### Data records for software interfaces
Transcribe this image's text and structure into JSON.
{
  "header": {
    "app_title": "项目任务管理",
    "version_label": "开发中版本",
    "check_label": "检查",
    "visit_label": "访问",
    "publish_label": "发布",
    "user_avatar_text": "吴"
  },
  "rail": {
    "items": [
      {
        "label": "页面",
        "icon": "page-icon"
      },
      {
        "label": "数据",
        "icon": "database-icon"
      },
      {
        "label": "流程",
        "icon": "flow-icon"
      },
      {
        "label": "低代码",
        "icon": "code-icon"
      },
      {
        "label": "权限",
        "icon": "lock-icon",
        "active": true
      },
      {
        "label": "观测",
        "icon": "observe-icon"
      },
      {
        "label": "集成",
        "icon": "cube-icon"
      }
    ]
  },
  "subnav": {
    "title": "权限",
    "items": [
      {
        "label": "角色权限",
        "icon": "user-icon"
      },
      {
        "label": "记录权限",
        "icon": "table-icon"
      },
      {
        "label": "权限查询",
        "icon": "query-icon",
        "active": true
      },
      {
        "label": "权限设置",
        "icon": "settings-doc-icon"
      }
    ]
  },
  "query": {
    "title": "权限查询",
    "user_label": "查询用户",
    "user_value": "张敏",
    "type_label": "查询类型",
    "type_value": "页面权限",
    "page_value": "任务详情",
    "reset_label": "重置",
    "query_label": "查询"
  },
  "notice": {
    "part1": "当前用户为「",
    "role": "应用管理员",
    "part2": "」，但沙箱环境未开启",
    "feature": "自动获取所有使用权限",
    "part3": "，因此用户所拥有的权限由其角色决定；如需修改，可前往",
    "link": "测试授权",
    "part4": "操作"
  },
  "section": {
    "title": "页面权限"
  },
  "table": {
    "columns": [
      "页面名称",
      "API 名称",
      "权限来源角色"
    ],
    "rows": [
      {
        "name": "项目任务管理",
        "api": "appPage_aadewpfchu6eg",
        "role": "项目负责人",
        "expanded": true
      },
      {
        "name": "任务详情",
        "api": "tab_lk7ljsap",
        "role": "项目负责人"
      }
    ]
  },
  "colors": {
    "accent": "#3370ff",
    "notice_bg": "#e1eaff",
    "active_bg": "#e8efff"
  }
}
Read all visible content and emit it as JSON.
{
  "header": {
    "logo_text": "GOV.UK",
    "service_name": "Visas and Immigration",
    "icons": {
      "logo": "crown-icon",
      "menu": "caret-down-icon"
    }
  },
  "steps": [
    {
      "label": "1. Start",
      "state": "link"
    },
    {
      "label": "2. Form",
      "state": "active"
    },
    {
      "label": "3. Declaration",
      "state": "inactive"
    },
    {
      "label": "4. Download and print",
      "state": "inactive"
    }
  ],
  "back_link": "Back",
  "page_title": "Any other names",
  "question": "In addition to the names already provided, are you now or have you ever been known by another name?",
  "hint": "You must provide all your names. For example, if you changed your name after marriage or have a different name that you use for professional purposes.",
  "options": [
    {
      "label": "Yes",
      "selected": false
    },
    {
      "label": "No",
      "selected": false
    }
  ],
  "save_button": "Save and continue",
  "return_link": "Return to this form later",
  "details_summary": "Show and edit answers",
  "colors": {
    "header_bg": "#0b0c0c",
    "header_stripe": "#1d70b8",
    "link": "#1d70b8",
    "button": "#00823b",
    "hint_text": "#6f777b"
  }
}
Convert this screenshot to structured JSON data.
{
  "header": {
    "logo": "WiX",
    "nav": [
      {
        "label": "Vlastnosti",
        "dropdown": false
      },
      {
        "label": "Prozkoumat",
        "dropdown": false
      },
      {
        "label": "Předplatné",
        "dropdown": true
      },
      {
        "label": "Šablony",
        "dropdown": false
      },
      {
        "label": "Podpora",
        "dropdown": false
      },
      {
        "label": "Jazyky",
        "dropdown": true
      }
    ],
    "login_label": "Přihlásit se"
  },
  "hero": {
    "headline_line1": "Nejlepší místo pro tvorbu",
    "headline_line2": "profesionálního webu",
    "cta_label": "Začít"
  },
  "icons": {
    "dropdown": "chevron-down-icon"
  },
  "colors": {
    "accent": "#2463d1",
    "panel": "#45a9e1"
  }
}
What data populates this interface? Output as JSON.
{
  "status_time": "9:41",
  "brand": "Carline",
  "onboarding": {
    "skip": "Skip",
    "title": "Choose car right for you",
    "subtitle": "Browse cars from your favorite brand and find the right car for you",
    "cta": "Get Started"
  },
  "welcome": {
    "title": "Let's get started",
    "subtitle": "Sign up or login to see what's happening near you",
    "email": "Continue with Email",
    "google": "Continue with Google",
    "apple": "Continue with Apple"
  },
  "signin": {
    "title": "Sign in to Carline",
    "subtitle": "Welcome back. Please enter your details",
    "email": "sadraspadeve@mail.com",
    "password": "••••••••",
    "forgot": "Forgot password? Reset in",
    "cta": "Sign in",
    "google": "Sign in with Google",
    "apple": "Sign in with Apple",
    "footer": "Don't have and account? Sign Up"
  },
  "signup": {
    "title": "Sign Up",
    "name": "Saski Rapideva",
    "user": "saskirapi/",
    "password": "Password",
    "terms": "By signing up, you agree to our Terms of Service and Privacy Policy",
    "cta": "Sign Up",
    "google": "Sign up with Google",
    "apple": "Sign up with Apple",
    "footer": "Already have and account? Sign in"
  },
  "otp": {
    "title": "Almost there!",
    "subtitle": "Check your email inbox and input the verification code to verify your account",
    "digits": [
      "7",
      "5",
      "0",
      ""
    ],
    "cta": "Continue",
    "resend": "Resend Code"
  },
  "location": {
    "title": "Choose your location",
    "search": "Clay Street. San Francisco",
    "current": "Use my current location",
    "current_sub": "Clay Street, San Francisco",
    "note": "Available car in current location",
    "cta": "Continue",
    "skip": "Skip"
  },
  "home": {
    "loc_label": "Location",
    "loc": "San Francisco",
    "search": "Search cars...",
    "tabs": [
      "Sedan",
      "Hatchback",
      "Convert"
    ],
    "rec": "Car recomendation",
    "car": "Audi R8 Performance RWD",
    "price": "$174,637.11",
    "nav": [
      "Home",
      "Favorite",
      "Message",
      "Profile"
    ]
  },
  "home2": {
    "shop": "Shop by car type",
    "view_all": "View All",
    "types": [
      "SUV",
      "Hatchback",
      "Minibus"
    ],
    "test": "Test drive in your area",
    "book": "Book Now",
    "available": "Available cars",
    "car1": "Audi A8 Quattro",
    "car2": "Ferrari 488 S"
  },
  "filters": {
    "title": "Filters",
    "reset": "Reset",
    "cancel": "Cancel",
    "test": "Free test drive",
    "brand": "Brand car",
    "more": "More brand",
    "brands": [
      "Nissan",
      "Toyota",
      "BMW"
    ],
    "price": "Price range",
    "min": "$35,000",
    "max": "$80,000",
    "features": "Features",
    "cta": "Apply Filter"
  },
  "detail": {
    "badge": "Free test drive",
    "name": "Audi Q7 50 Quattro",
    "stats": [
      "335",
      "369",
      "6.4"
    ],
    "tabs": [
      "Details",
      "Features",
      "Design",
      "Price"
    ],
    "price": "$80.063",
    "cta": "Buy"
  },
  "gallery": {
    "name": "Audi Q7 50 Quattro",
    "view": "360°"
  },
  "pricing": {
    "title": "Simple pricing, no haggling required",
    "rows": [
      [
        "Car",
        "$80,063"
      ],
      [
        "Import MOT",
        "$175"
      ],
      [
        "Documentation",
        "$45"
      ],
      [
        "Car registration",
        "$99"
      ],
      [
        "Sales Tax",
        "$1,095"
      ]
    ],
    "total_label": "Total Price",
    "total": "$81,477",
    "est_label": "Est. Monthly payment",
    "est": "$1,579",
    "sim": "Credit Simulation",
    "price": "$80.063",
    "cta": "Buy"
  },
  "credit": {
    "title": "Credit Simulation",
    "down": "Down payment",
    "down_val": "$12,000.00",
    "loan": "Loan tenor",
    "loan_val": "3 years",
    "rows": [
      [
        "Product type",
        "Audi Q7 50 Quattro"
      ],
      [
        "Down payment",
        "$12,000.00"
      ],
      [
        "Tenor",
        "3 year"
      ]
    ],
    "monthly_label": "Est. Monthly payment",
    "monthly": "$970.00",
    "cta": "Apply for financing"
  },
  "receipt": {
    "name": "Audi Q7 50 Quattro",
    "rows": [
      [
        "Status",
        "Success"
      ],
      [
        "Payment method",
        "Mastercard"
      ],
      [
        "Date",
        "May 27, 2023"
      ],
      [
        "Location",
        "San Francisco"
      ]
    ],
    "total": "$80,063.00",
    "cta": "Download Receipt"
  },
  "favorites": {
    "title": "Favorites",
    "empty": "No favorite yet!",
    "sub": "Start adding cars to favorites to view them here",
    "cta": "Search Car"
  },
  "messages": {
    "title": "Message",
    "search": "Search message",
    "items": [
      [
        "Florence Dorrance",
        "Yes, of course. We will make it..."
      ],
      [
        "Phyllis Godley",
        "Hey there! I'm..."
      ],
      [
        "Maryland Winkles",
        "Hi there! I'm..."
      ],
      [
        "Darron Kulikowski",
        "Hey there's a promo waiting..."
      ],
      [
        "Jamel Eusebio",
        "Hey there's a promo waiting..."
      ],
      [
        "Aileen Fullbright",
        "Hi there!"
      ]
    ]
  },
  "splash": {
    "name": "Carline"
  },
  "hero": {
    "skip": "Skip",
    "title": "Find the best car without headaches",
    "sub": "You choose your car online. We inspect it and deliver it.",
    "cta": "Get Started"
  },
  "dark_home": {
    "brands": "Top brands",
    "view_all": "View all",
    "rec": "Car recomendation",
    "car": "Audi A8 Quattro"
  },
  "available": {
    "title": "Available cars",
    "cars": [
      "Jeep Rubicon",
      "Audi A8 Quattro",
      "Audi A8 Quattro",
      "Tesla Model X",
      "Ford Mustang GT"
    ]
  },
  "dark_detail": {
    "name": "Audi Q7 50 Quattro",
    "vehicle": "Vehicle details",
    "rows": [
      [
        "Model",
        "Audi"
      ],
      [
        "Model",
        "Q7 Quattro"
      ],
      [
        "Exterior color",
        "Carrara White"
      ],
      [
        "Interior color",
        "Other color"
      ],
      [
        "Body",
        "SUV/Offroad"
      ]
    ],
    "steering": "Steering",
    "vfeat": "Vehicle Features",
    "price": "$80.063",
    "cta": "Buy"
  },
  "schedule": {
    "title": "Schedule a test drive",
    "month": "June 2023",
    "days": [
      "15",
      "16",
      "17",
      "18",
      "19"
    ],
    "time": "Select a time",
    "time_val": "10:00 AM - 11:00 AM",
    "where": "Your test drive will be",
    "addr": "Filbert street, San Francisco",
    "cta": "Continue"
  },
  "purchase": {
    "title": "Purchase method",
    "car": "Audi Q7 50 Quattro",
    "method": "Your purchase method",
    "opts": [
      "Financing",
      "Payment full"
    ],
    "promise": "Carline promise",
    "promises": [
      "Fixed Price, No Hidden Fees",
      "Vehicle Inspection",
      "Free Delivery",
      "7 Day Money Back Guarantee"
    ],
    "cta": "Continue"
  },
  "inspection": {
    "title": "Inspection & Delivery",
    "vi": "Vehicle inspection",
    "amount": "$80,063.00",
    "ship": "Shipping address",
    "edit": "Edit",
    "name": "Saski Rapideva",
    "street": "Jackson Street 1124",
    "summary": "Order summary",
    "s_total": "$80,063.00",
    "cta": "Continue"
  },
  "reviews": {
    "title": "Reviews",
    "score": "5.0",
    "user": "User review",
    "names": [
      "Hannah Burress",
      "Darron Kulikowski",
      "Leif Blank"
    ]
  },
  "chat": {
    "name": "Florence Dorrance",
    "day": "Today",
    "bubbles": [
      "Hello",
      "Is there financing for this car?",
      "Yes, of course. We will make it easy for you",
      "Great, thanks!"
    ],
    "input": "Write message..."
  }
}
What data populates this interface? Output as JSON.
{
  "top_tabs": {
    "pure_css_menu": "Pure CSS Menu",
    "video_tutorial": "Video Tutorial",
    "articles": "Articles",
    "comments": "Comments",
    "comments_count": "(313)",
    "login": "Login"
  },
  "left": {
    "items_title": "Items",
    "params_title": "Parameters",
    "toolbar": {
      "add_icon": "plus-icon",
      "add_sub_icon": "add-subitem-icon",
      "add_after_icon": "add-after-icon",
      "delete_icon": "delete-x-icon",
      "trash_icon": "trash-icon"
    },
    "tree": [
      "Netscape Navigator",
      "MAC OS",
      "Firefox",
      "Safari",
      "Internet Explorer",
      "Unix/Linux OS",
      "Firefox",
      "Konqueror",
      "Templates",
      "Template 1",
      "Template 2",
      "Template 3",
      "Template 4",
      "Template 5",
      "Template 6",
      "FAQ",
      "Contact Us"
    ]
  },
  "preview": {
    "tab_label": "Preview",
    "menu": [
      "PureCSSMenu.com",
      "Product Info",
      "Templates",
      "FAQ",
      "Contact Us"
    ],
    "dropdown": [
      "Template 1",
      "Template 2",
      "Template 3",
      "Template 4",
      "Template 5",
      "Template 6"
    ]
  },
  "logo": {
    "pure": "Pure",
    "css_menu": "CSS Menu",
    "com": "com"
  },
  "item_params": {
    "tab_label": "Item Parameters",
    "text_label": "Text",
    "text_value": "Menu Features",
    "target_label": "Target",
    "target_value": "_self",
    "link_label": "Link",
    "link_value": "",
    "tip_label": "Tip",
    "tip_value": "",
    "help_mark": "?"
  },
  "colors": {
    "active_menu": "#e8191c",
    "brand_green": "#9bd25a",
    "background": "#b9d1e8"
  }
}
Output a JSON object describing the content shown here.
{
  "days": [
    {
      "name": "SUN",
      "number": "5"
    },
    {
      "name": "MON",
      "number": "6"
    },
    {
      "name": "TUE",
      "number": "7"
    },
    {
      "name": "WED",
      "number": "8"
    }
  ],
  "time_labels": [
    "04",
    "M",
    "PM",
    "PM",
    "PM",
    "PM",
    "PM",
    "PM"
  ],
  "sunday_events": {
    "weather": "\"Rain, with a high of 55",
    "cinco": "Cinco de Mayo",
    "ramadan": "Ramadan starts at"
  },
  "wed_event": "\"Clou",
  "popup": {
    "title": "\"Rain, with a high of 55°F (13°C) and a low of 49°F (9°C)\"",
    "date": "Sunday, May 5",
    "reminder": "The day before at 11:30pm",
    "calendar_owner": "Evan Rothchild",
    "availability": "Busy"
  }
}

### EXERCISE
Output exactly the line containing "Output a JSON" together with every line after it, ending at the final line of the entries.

### WORKED SOLUTION
Output a JSON object describing the content shown here.
{
  "days": [
    {
      "name": "SUN",
      "number": "5"
    },
    {
      "name": "MON",
      "number": "6"
    },
    {
      "name": "TUE",
      "number": "7"
    },
    {
      "name": "WED",
      "number": "8"
    }
  ],
  "time_labels": [
    "04",
    "M",
    "PM",
    "PM",
    "PM",
    "PM",
    "PM",
    "PM"
  ],
  "sunday_events": {
    "weather": "\"Rain, with a high of 55",
    "cinco": "Cinco de Mayo",
    "ramadan": "Ramadan starts at"
  },
  "wed_event": "\"Clou",
  "popup": {
    "title": "\"Rain, with a high of 55°F (13°C) and a low of 49°F (9°C)\"",
    "date": "Sunday, May 5",
    "reminder": "The day before at 11:30pm",
    "calendar_owner": "Evan Rothchild",
    "availability": "Busy"
  }
}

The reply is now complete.